So what was it that attracted her to Kahlo's story. "When I first saw her work, I was repulsed by it, but drawn to her at the same time," says Hayek, in her perfumed English, over lunch under a canopy at the back of the studios. "Gradually I became enchanted, bewitched by her," she adds. "She has a level of honesty that is too harsh for a lot of people. It makes you very uncomfortable when someone rips herself open and exposes very intimate things with such courage."

The movie, which is now in its last week of shooting, features Alfred Molina as the larger-than-life Diego Rivera, and the film's success or failure will largely depend on capturing the peculiar spirit of the relationship between the two great artists. As Kahlo once confessed to a friend, with her trademark black humour: "I have suffered two grave accidents in my life: the one in which a streetcar ran me over, the other was Diego." Rivera in turn recalled the intensity of the couple's first meeting. "I did not know it then, but Frida had already become the most important fact in my life," he wrote. "And she would continue to be, up to the moment she died, 26 years later."

Grossly overweight, with protruding eyes, droopy lips and greasy, wiry hair, Rivera had already been married twice when Kahlo entered his life. Kahlo's family were appalled when the couple announced their engagement. "They said it was like a marriage between an elephant and a dove," she later wrote.

Their fears were justified. Described by Kahlo's biographer as "a frog prince, an extraordinary man, full of brilliant humour, vitality and charm", Rivera was regularly unfaithful, and while tolerant of his wife's affairs with women, he was bitter and resentful of her liaisons with other men. Unsurprisingly, history has cast him as the misogynist bully to Kahlo's long-suffering victim. As Rivera himself later admitted: "When I loved a woman, I wanted to hurt her the more I loved her." It is perhaps surprising, then, that although he and Kahlo divorced in 1940, they remarried shortly afterwards and, in their own fallible ways, loved each other deeply for the rest of their lives. "Love beyond fidelity," is how Taymor describes it.

Yet today, what is most extraordinary about the lives of these two great painters is how much is still vivid in the buildings and on the walls of modern Mexico City. The Casa Azul, where Kahlo and Rivera lived from 1941, is now a museum and, for many, a place of pilgrimage. It is full of artefacts from their lives, including paintings, pages from her diary, her crutches, his hat, one of her plaster corsets that sits on her tiny bed, her pillow embroidered with the words "No me olvides amor mio" ("Don't forget me my love").

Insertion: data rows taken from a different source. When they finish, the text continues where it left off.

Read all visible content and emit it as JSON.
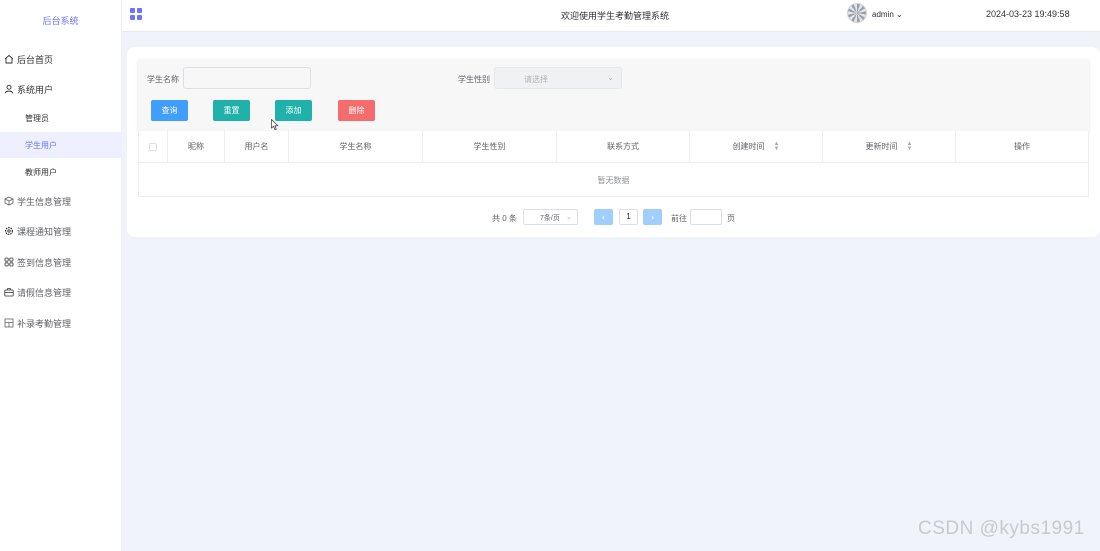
{
  "app": {
    "title": "后台系统"
  },
  "sidebar": {
    "items": [
      {
        "label": "后台首页",
        "icon": "home-icon"
      },
      {
        "label": "系统用户",
        "icon": "user-icon"
      },
      {
        "label": "管理员"
      },
      {
        "label": "学生用户"
      },
      {
        "label": "教师用户"
      },
      {
        "label": "学生信息管理",
        "icon": "box-icon"
      },
      {
        "label": "课程通知管理",
        "icon": "gear-icon"
      },
      {
        "label": "签到信息管理",
        "icon": "grid-icon"
      },
      {
        "label": "请假信息管理",
        "icon": "briefcase-icon"
      },
      {
        "label": "补录考勤管理",
        "icon": "layout-icon"
      }
    ]
  },
  "header": {
    "title": "欢迎使用学生考勤管理系统",
    "user": "admin",
    "datetime": "2024-03-23 19:49:58"
  },
  "search": {
    "name_label": "学生名称",
    "name_value": "",
    "gender_label": "学生性别",
    "gender_placeholder": "请选择"
  },
  "buttons": {
    "query": "查询",
    "reset": "重置",
    "add": "添加",
    "delete": "删除"
  },
  "colors": {
    "accent": "#6a72ff",
    "query": "#409eff",
    "reset": "#20b2aa",
    "add": "#20b2aa",
    "delete": "#f56c6c"
  },
  "table": {
    "columns": [
      "昵称",
      "用户名",
      "学生名称",
      "学生性别",
      "联系方式",
      "创建时间",
      "更新时间",
      "操作"
    ],
    "rows": [],
    "empty_text": "暂无数据"
  },
  "pagination": {
    "total_text": "共 0 条",
    "page_size": "7条/页",
    "current_page": "1",
    "goto_label": "前往",
    "page_suffix": "页"
  },
  "watermark": "CSDN @kybs1991"
}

In her studio, her wheelchair sits before an unfinished painting of Stalin. A few streets away is the house in which Trotsky (played by Geoffrey Rush in the film) lived and died. Even the traumatic affair Rivera had with Kahlo's younger sister Cristina can still be seen on the walls of the National Palace, where a panel from Rivera's Epic of the Mexican People shows Cristina looking more beautiful than Frida and clearly obscuring her.

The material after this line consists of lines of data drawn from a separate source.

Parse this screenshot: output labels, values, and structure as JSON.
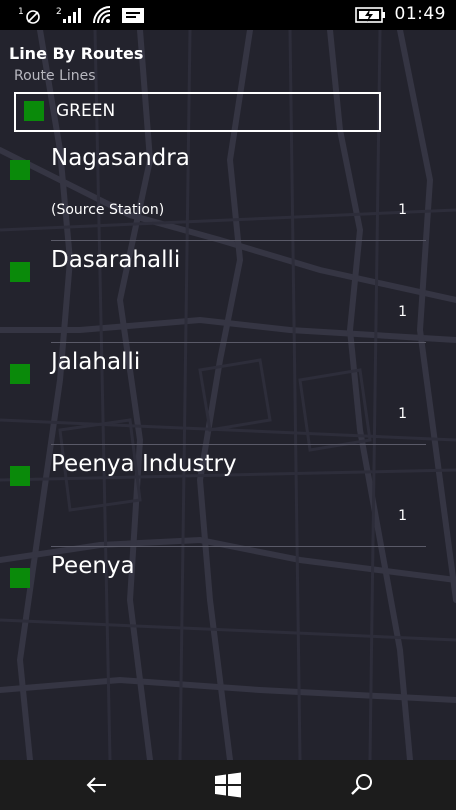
{
  "status_bar": {
    "sim1_label": "1",
    "sim2_label": "2",
    "time": "01:49",
    "icons": [
      "sim1-no-signal-icon",
      "sim2-signal-icon",
      "wifi-icon",
      "message-icon",
      "battery-charging-icon"
    ]
  },
  "header": {
    "title": "Line By Routes",
    "section_label": "Route Lines"
  },
  "route_select": {
    "value": "GREEN",
    "color": "#0a8a0a"
  },
  "stations": [
    {
      "name": "Nagasandra",
      "note": "(Source Station)",
      "count": "1"
    },
    {
      "name": "Dasarahalli",
      "note": "",
      "count": "1"
    },
    {
      "name": "Jalahalli",
      "note": "",
      "count": "1"
    },
    {
      "name": "Peenya Industry",
      "note": "",
      "count": "1"
    },
    {
      "name": "Peenya",
      "note": "",
      "count": ""
    }
  ],
  "nav_bar": {
    "icons": [
      "back-arrow-icon",
      "windows-start-icon",
      "search-icon"
    ]
  },
  "colors": {
    "line_green": "#0a8a0a",
    "background": "#23232d",
    "map_roads": "#3a3a48"
  }
}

For Kahlo, being overlooked was nothing new. Despite friendships with some of the greatest talents of the day, such as Pablo Picasso and André Breton, who called her work "a coloured ribbon round a bomb", in her lifetime, her talent seemed to count for little when compared to her husband's. Now, of course, that has changed. Yet ironically, Hayek's film may help restore Rivera's tarnished reputation. "I think Rivera has been made into a cartoon," says Taymor. "You know, with his monstrous appetite for women and his cruelty to Frida. But she was too smart a woman to have stayed with him if he were that cruel."

"She was not a martyr," agrees Hayek. "Despite all her suffering, she would wake up every day and celebrate life in every possible way, from dressing up to painting and cooking and drinking and f***ing. How can anyone so in love with life be a martyr?"

In the end, however, it is Rivera himself who must have the last say. "Frida is the only example in the history of art of an artist who tore open her chest and heart to reveal the biological truth of her feelings." Can Hayek capture that essence on film when it has eluded so many others?